This article reports on research carried out on 200 child welfare files from the largest welfare authority in Northern Ireland from 1950-1968. The literature review provides a commentary on some of the major debates surrounding child welfare and protection social work from the perspective of its historical development. The report of the research which follows offers an insight into one core, and less well-known period of child welfare history in Northern Ireland between the two Children and Young Persons Acts (1950 & 1968). Using a method of discourse analysis influenced by Michel Foucault, a detailed description of the nature of practice is offered. This paper is offered as a work in progress, with further work being planned for dissemination of more detailed analysis of the method and outcomes. The research seeks to ask a few core questions based on problems identified in the present with our current understandings of child welfare and protection histories.

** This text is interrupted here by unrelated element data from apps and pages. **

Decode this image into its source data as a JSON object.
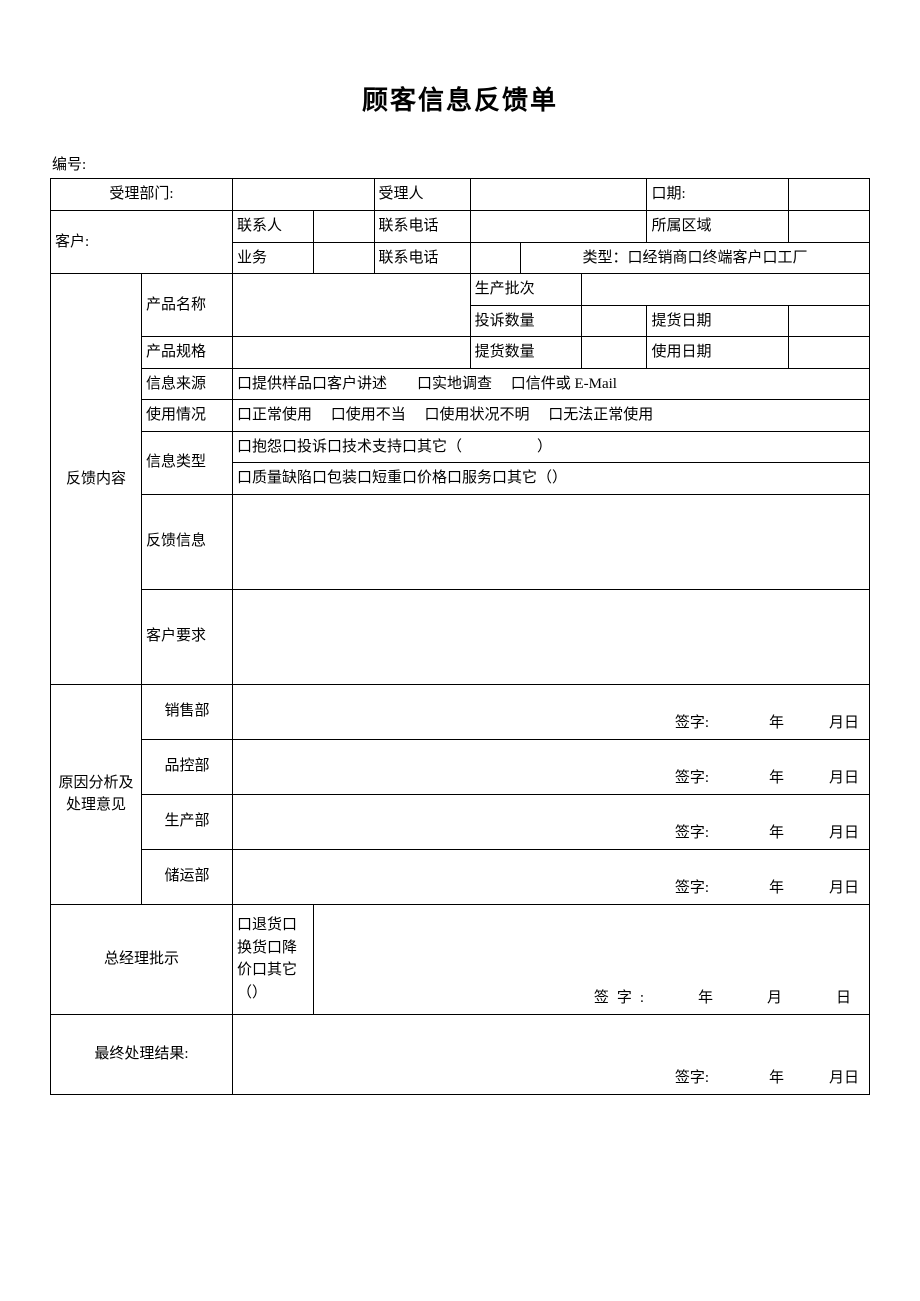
{
  "title": "顾客信息反馈单",
  "serial_label": "编号:",
  "row1": {
    "dept_label": "受理部门:",
    "person_label": "受理人",
    "date_label": "口期:"
  },
  "row2": {
    "customer_label": "客户:",
    "contact_label": "联系人",
    "phone_label": "联系电话",
    "region_label": "所属区域"
  },
  "row3": {
    "biz_label": "业务",
    "phone_label": "联系电话",
    "type_label": "类型：口经销商口终端客户口工厂"
  },
  "feedback": {
    "section_label": "反馈内容",
    "product_name": "产品名称",
    "batch": "生产批次",
    "complaint_qty": "投诉数量",
    "pickup_date": "提货日期",
    "product_spec": "产品规格",
    "pickup_qty": "提货数量",
    "use_date": "使用日期",
    "info_source_label": "信息来源",
    "info_source_value": "口提供样品口客户讲述　　口实地调查　 口信件或 E-Mail",
    "usage_label": "使用情况",
    "usage_value": "口正常使用　 口使用不当　 口使用状况不明　 口无法正常使用",
    "info_type_label": "信息类型",
    "info_type_line1": "口抱怨口投诉口技术支持口其它（　　　　　）",
    "info_type_line2": "口质量缺陷口包装口短重口价格口服务口其它（）",
    "feedback_info_label": "反馈信息",
    "customer_req_label": "客户要求"
  },
  "analysis": {
    "section_label": "原因分析及处理意见",
    "sales": "销售部",
    "qc": "品控部",
    "prod": "生产部",
    "logistics": "储运部",
    "sign_text": "签字:　　　　年　　　月日"
  },
  "gm": {
    "label": "总经理批示",
    "options": "口退货口换货口降价口其它（）",
    "sign_text": "签字:　　年　　月　　日"
  },
  "final": {
    "label": "最终处理结果:",
    "sign_text": "签字:　　　　年　　　月日"
  }
}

While recognising the limitations of this study and the need for broader analysis of the wider context surrounding child welfare practice at the moment, it is argued that some salient conclusions can be drawn about continuity and discontinuity in practice which are of interest to practitioners and students of child welfare social work.
|Journal||Child Care in Practice|
|Publication status||Published - 2010|